Work task
Search term "Abrir": please copy every line of the records below that contains it.

-- Dataset entries follows --

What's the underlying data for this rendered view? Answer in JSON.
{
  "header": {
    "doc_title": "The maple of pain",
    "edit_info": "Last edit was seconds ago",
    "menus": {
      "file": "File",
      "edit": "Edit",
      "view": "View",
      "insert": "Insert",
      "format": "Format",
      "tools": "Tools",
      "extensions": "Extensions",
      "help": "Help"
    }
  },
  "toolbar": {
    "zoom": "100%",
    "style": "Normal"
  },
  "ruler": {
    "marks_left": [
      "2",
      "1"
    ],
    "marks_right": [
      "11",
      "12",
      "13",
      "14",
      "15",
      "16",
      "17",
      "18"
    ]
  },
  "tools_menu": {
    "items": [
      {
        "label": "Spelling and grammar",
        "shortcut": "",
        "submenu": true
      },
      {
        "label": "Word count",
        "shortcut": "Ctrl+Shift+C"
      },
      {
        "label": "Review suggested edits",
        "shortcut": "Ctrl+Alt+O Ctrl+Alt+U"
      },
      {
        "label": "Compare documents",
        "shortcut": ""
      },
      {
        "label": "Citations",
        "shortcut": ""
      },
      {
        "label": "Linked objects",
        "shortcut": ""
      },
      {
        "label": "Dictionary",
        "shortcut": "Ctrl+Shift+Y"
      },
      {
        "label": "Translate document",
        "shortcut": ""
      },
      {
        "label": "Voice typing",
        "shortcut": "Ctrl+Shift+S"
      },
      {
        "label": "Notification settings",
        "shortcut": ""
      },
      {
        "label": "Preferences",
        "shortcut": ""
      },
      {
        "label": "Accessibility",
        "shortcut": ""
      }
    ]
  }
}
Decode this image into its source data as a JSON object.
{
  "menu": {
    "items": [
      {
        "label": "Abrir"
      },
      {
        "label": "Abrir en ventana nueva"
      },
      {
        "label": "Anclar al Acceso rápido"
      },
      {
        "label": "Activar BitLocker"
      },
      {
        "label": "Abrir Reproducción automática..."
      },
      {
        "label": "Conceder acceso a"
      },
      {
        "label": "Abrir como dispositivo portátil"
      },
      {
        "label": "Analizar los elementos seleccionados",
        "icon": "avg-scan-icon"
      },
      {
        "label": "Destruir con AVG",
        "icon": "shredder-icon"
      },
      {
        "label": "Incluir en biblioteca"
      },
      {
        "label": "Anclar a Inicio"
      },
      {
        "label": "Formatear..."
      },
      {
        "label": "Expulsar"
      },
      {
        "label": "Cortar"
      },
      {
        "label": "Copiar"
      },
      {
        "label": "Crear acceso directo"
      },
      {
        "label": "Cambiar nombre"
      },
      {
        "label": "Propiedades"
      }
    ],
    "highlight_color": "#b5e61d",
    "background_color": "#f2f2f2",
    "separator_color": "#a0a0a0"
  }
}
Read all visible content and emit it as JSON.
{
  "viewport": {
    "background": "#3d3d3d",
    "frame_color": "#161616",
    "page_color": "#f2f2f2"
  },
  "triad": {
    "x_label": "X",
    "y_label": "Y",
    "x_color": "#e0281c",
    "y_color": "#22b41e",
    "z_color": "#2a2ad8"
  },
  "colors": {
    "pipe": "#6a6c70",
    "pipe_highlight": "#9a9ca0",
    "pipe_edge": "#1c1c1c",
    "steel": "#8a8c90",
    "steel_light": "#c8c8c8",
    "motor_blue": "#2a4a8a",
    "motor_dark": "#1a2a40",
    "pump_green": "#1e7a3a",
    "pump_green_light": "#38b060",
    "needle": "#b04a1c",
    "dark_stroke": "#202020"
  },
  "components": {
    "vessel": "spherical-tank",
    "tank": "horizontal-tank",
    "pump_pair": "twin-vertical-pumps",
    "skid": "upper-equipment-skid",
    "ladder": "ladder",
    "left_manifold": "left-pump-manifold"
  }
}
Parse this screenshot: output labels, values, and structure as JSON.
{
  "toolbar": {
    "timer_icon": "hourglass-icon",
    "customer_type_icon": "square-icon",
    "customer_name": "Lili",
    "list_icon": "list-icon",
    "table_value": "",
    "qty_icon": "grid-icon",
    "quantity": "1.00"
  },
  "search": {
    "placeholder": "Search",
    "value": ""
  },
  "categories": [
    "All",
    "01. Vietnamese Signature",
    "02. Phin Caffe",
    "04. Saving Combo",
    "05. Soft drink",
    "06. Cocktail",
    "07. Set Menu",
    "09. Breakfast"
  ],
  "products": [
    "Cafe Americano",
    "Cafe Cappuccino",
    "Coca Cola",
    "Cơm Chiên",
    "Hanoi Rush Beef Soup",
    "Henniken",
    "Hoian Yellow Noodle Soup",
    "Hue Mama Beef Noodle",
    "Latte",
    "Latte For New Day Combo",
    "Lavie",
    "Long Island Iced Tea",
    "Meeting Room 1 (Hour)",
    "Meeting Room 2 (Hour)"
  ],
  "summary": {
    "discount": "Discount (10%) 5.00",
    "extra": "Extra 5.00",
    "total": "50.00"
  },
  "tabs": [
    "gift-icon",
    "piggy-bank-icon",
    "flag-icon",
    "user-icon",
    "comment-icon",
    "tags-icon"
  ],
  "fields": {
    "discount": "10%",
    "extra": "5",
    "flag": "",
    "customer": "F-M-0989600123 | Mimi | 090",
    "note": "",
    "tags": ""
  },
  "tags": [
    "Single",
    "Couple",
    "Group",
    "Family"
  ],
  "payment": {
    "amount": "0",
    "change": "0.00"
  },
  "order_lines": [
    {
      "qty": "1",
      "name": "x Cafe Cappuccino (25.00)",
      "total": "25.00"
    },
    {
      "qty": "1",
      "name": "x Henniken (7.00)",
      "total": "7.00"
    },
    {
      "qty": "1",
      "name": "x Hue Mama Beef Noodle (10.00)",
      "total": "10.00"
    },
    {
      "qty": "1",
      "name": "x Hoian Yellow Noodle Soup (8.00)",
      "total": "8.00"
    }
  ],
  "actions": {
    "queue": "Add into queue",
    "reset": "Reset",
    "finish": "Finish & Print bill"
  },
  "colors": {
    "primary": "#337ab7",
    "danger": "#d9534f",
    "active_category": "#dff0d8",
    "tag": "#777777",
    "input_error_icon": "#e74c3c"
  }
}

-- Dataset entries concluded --

Your response
        "label": "Abrir"
        "label": "Abrir en ventana nueva"
        "label": "Abrir Reproducción automática..."
        "label": "Abrir como dispositivo portátil"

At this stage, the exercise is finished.